I was supposed to write something longer for this milestone, but it crept up on me and I didn’t. Here we are.
Today is the fifth anniversary of not drinking, if I have my dates correct; Liza promises that I do, and some of my favorite humans like Cullen also have it on their calendars. If my dad calls me this afternoon to mark the occasion, I’ll be certain.
Regardless of whether we have the date right or off by a single day, what matters is that I made it. I made it a half fucking decade without drinking.
It’s an unfathomable period of time.
By the end of my active alcoholic period, not drinking during breakfast was impossible. I couldn’t a last few hours without without suffering the consequences. Now I can do five years? Wild.

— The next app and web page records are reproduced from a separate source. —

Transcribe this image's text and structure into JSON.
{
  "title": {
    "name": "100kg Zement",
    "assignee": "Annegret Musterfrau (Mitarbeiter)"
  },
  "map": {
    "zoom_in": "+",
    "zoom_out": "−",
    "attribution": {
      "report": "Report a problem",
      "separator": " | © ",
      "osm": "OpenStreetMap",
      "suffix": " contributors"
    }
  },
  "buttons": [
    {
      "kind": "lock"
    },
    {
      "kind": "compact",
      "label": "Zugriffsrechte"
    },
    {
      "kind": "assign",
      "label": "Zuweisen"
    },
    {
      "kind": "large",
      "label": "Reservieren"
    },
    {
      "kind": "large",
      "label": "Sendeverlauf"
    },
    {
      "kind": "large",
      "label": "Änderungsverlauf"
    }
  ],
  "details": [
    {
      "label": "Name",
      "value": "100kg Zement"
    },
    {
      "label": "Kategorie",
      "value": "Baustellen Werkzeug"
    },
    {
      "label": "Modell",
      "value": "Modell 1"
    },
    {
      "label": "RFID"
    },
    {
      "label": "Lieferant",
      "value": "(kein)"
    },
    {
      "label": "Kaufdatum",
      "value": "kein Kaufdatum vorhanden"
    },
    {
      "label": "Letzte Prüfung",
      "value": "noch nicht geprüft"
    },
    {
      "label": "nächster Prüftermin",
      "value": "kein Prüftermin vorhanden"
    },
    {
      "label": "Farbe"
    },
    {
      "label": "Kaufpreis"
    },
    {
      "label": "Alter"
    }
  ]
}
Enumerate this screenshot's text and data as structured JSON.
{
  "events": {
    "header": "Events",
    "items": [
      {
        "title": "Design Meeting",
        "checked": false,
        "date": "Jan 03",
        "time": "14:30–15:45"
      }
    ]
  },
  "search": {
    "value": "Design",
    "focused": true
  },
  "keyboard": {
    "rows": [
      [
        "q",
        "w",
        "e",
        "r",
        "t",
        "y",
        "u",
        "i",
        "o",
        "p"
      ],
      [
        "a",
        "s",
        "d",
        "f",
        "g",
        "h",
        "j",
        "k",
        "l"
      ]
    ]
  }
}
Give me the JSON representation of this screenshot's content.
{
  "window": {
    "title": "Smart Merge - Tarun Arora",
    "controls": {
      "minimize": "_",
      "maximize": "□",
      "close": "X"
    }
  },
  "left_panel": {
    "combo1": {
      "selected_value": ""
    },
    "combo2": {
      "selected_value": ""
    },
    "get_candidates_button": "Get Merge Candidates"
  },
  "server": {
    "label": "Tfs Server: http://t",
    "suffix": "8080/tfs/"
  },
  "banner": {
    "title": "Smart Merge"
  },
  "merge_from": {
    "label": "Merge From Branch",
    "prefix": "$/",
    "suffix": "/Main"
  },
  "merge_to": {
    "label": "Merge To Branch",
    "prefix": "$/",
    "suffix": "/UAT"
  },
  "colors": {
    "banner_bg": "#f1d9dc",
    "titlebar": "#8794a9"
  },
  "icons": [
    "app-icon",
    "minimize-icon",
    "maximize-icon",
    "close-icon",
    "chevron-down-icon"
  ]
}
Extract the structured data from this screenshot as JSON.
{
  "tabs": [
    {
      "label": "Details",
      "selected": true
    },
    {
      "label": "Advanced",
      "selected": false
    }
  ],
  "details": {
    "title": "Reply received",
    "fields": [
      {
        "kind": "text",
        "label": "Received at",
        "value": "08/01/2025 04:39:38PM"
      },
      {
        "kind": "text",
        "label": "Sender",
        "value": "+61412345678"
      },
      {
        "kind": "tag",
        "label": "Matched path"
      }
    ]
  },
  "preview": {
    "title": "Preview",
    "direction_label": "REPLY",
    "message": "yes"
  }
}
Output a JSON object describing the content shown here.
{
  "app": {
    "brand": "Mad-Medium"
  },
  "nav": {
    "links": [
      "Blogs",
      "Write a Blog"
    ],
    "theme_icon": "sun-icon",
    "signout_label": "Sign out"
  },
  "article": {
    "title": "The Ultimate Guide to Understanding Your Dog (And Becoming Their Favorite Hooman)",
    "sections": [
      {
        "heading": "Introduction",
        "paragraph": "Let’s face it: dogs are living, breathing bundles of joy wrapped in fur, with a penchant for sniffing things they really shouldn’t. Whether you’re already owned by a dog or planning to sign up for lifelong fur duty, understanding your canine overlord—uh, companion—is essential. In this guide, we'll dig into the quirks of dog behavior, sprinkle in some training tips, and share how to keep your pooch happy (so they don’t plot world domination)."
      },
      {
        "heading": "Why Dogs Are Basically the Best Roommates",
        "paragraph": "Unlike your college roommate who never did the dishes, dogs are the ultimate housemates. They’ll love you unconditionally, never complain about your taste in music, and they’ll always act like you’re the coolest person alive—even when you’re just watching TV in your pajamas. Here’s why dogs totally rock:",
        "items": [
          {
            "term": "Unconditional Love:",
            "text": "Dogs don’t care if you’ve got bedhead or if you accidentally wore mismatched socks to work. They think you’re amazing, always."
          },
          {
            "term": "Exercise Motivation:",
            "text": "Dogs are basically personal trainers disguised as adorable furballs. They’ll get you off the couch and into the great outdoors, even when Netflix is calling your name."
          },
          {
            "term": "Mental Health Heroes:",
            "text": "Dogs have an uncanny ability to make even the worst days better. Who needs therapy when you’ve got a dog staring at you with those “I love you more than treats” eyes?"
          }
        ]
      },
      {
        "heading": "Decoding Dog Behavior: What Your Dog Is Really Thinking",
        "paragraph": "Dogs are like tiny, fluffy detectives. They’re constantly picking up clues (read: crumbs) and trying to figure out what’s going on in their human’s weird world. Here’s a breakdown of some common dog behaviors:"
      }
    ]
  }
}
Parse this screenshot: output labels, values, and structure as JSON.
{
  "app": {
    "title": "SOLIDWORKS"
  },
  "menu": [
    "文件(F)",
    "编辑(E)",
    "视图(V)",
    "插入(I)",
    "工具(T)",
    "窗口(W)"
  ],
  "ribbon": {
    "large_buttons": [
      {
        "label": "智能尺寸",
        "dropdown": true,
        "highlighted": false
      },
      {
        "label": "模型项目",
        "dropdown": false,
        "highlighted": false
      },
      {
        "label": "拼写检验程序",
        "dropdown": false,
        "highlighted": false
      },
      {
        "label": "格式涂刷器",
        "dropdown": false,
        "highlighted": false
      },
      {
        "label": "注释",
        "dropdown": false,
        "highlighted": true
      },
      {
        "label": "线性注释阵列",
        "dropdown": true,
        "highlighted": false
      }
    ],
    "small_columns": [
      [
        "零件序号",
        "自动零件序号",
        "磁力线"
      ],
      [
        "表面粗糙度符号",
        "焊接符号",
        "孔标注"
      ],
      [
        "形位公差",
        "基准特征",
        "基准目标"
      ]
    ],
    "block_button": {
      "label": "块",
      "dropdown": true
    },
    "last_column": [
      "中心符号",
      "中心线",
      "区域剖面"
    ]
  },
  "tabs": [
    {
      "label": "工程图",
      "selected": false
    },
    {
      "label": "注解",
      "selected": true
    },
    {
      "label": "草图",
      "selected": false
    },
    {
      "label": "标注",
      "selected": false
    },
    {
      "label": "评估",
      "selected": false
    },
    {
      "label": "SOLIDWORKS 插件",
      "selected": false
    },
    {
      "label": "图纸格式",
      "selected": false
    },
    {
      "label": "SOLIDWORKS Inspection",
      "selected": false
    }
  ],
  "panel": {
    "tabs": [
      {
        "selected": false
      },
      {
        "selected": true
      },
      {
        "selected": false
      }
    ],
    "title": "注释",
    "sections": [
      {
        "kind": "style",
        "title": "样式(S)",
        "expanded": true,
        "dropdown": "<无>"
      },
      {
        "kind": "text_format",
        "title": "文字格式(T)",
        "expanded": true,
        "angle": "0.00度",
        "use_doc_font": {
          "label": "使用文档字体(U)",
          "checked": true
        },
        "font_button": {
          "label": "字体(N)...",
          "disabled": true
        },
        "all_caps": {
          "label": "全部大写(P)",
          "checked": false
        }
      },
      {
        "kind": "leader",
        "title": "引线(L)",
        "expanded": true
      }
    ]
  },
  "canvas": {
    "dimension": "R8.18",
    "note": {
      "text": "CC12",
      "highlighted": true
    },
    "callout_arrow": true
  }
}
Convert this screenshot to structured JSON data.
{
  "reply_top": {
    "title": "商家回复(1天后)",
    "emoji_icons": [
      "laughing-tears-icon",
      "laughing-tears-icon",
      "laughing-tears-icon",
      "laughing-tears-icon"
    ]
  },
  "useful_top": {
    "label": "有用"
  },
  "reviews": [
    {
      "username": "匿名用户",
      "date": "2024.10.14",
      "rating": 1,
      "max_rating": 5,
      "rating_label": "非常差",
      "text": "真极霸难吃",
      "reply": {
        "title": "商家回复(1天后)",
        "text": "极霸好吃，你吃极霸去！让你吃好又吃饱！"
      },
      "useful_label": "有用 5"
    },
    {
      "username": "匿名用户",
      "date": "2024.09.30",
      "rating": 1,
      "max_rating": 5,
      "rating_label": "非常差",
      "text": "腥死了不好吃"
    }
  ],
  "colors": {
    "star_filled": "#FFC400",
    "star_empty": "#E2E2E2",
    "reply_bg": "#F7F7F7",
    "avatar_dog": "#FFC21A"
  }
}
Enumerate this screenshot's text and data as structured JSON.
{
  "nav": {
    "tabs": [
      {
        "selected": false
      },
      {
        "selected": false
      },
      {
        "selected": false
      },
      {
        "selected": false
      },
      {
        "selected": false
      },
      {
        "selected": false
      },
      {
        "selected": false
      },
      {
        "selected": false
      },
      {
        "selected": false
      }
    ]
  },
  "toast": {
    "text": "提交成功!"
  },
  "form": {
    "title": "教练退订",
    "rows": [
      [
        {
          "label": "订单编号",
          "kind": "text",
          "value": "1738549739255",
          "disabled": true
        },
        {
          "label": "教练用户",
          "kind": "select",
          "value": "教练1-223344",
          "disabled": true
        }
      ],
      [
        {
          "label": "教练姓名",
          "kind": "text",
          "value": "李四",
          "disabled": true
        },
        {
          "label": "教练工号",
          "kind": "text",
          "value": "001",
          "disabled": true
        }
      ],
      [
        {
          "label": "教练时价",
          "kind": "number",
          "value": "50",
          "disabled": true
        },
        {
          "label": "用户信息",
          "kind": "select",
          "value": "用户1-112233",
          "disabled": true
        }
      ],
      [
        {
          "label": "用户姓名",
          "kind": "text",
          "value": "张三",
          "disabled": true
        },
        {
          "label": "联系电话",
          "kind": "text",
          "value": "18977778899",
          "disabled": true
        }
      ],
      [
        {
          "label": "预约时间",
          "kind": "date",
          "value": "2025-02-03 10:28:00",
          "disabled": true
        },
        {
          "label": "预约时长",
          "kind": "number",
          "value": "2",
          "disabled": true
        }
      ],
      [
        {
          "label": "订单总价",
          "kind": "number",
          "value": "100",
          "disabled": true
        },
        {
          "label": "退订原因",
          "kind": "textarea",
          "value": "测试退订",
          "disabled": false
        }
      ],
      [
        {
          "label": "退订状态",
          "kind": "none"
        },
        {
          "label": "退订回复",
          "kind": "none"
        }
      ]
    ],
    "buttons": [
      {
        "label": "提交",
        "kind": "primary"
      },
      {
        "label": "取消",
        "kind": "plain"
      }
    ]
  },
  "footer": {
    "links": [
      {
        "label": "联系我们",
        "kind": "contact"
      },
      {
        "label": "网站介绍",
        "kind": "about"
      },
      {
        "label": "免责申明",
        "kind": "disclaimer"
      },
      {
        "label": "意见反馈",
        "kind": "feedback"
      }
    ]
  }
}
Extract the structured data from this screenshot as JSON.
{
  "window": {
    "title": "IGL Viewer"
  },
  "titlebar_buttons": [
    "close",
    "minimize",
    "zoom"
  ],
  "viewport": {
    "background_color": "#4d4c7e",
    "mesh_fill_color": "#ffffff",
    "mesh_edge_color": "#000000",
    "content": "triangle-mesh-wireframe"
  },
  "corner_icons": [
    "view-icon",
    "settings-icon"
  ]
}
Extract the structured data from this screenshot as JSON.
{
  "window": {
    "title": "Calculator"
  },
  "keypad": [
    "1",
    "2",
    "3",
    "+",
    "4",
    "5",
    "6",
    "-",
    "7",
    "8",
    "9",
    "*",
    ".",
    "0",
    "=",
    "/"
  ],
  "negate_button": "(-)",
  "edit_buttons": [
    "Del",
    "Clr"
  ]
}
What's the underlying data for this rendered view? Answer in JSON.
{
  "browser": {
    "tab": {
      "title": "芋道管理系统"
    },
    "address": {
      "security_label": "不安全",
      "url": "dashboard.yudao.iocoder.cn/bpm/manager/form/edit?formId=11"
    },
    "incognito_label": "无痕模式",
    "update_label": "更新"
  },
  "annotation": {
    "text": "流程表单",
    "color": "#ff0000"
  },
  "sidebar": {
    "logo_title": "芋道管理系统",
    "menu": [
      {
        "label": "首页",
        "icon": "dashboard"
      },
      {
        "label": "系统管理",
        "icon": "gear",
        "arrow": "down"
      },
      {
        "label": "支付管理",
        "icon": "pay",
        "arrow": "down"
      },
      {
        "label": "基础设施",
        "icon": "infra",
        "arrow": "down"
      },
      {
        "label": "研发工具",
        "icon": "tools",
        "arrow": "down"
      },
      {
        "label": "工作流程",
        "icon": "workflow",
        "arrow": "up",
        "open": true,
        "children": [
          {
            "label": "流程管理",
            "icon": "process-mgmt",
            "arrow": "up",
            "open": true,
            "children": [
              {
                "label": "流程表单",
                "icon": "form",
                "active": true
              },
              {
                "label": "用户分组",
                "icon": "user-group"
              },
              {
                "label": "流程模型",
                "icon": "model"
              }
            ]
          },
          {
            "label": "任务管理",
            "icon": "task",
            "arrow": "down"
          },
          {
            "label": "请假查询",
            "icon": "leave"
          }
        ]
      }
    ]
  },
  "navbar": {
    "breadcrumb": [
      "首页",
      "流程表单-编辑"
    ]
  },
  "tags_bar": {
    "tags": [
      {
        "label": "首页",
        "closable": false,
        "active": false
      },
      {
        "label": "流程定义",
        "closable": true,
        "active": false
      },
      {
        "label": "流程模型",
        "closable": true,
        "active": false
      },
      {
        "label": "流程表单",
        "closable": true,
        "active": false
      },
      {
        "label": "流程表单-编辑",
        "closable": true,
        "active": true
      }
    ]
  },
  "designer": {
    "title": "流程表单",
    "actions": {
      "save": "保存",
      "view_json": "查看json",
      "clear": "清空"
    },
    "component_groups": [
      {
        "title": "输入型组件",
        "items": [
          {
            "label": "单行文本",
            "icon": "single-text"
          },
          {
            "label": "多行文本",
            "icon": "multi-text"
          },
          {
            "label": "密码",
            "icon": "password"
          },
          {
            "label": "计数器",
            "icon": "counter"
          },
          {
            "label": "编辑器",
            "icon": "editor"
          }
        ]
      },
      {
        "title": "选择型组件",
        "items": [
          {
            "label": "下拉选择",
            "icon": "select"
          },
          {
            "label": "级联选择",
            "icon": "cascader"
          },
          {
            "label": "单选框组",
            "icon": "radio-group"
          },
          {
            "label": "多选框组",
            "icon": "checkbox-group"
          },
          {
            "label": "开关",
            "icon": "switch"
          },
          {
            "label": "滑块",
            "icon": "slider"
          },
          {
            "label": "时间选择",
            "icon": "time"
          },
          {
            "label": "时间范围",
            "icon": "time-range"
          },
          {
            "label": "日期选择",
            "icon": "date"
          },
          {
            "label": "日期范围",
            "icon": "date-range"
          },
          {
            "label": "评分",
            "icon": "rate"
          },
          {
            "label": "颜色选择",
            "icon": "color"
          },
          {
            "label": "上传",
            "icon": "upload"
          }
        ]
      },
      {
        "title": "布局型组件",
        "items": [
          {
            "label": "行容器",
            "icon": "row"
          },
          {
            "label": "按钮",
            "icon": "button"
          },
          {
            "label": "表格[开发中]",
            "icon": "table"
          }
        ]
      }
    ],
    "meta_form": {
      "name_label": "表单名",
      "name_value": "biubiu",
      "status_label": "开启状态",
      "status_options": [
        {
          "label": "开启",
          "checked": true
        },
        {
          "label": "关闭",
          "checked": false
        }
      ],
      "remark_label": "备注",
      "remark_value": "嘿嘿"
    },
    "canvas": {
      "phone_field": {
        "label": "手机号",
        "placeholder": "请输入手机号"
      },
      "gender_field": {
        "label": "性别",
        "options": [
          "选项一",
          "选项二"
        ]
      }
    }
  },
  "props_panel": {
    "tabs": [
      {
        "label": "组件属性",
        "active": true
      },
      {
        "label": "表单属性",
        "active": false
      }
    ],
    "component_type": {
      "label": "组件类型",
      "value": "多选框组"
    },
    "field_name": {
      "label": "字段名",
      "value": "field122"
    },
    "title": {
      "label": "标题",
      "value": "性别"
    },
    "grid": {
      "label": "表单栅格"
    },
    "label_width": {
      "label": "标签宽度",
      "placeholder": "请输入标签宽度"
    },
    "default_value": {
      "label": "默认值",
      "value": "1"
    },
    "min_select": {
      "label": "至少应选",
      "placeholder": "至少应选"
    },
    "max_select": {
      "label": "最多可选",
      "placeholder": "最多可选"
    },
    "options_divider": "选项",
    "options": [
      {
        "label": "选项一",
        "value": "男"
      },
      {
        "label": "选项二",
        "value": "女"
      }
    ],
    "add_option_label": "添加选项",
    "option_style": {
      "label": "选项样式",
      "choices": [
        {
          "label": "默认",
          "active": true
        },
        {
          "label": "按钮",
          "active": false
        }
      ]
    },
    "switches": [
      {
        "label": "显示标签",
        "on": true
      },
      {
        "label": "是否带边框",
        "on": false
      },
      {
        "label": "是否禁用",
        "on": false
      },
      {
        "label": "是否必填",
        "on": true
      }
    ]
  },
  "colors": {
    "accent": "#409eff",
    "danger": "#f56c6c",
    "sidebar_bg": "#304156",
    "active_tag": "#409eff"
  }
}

I’ve written about every yearly milestone since 2016. This might be the final yearly entry in this series, I suppose. Not that I am going to start drinking again; I am not. But instead I might halt the yearly notes as I have sufficiently rebuilt my life to the point that am no longer counting the days, let alone months, of non-boozing time. So these notes have become less celebrations of relief, and more a chance to publicly ruminate. And I do too much of that already.
No longer tabulating booze-sobriety in months, let alone hours, is thanks to a full-life remodel, my incredibly steady, supportive, patient, and brilliant spouse, and a number of other changes (exercise! therapy! anti-anxiety meds! and so forth!) that, in aggregate, help me to stay moderately centered a good chunk of the time.
I still have to keep tabs on myself. But over time my fantasy of giving everything up and moving to a small patch of beach to drink myself rapidly to death has lost more and more of its luster. And spending a bit more time planking after hitting the Peloton has made fractionally more sense.
Maybe part of that is just growing up. Maybe part of it is simply distance from the last time I went through terror-inducing alcohol withdrawal. Whatever it is, I am different than I was, and I get to rest a little bit on those changes as they become more than forced habits.
Keeping brief, it’s been more than a pleasure over the last half-decade to get to talk to so many of you about moderation (hard, not for everyone), quitting (hard, not for everyone), rehab (boring, worth doing if you need it), and balance (hard, good for everyone), and the rest of it.
I am still figuring things out, so regardless of whether you are -12 hours sober or 24 years off the bottle, thank you for the conversations, the honesty, and your patience with, and trust in me.
We’ll get through this together.